From the simplest game of peek-a-boo to the most formal dinner party, social play is a prominent type of human play behavior. Humans are social animals, and play is the path to social competence. 

Kids begin social play first through “parallel” play. Two kids sit next to each other, both playing with crayons or blocks, aware of each other’s presence but not interacting directly or emotionally with each other. From parallel play, children start reaching out to join the play of other children nearby. Later, mutual play occurs: the basic state of friendship that operates throughout our lives. Social play lubricates social interactions and builds trust, which becomes the basis for developing relationships.

Rough and Tumble Play

Rough-and-tumble play is generally defined as friendly fighting or play fighting, and extends to any active play that includes shouting or body contact among children. 

Joe Frost points out that “many adults, including teachers, do not distinguish between play fighting (R&T) and real aggression, and they prohibit wrestling, shouting, and make-believe aggression” believing that it is detrimental. However, extensive research on rough-and-tumble play has consistently shown that it is a necessary and important foundation for developing cooperative socialization, a sense of fairness, and altruism.

NIFP founder Dr. Stuart Brown and other researchers have shown that depriving youngsters of rough-and-tumble play hampers their ability to learn the normal give-and-take necessary for social mastery, and has been linked to poor control of violent impulses in later life. 

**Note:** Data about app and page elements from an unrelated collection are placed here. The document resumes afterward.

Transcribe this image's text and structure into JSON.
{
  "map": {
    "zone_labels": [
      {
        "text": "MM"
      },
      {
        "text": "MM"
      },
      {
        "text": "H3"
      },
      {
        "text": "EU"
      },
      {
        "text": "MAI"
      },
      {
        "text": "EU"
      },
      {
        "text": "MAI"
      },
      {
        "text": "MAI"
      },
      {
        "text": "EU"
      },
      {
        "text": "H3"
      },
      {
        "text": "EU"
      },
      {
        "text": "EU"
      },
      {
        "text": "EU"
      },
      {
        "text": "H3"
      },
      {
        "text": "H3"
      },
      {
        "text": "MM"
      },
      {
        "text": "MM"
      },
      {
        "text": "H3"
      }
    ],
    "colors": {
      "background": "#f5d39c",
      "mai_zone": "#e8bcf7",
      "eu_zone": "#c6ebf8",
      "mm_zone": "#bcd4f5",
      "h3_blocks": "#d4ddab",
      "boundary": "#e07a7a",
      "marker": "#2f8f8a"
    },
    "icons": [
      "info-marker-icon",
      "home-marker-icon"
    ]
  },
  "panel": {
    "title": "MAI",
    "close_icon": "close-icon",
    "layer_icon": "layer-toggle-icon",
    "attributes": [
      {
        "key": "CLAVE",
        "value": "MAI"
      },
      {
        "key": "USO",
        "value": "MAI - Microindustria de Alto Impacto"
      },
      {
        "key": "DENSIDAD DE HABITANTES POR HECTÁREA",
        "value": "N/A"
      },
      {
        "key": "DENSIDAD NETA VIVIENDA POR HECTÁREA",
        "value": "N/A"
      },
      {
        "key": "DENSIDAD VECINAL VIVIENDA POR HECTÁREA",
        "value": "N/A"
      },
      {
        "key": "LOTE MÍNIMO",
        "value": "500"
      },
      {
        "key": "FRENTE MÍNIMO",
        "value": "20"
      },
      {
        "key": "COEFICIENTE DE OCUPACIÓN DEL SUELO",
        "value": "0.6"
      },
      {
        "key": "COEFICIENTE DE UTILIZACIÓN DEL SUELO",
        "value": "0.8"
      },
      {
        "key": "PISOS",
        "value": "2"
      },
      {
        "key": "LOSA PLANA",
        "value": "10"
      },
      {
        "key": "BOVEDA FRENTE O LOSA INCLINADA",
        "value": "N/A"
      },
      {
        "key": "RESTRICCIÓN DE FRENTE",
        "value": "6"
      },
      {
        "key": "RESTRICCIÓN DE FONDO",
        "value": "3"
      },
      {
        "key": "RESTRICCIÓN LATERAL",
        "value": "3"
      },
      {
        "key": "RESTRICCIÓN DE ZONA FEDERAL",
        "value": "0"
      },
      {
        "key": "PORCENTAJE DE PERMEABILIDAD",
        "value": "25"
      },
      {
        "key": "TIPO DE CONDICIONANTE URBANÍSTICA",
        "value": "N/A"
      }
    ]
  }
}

Children know the difference between play fighting and real aggression. Rough-and-tumble play occurs with a smile between friends who stay friends. More on Rough and Tumble play.

Toddler boys roughhousing; one boy has the other pinned to the grass and both are laughing.
A family helping a child blow out a birthday candle

Celebratory and Ritual Play

​​Children don’t need formal events to practice celebratory or ritual play; they do so naturally as part of their social play. Ritual play is a more adult-oriented type of play. For children, celebratory or ritual play may involve a birthday celebration, a holiday dinner, or a religious observance. Children don’t initiate these events, but the ritual social experiences create a reservoir of good memories and help them develop a taste for ritual play as adults.

Serious adult rituals often are accompanied by celebratory play, like the reception following a wedding ceremony.

Storytelling and Narrative Play

Storytelling occupies a central place in early development and learning about the world, oneself, and one’s place in it. Our minds continually make up stories about why things are the way they are, and those stories form our understanding of the world. Stories are a way of putting disparate pieces of information into a unified context. As we grow, narrative stories tell us something about how things are and how things should be, whether we are listening to Big Bird’s take on life or Garrison Keillor’s tales of Lake Wobegon.

Stories remain central to human understanding well after childhood. When people make judgments about right and wrong, even in politics or the jury box, they often do so as a result of a story they constructed about events that have happened. Storytelling can produce a sense of timelessness and pleasure, and an altered state of vicarious involvement—states of play.

Young girl telling herself stories.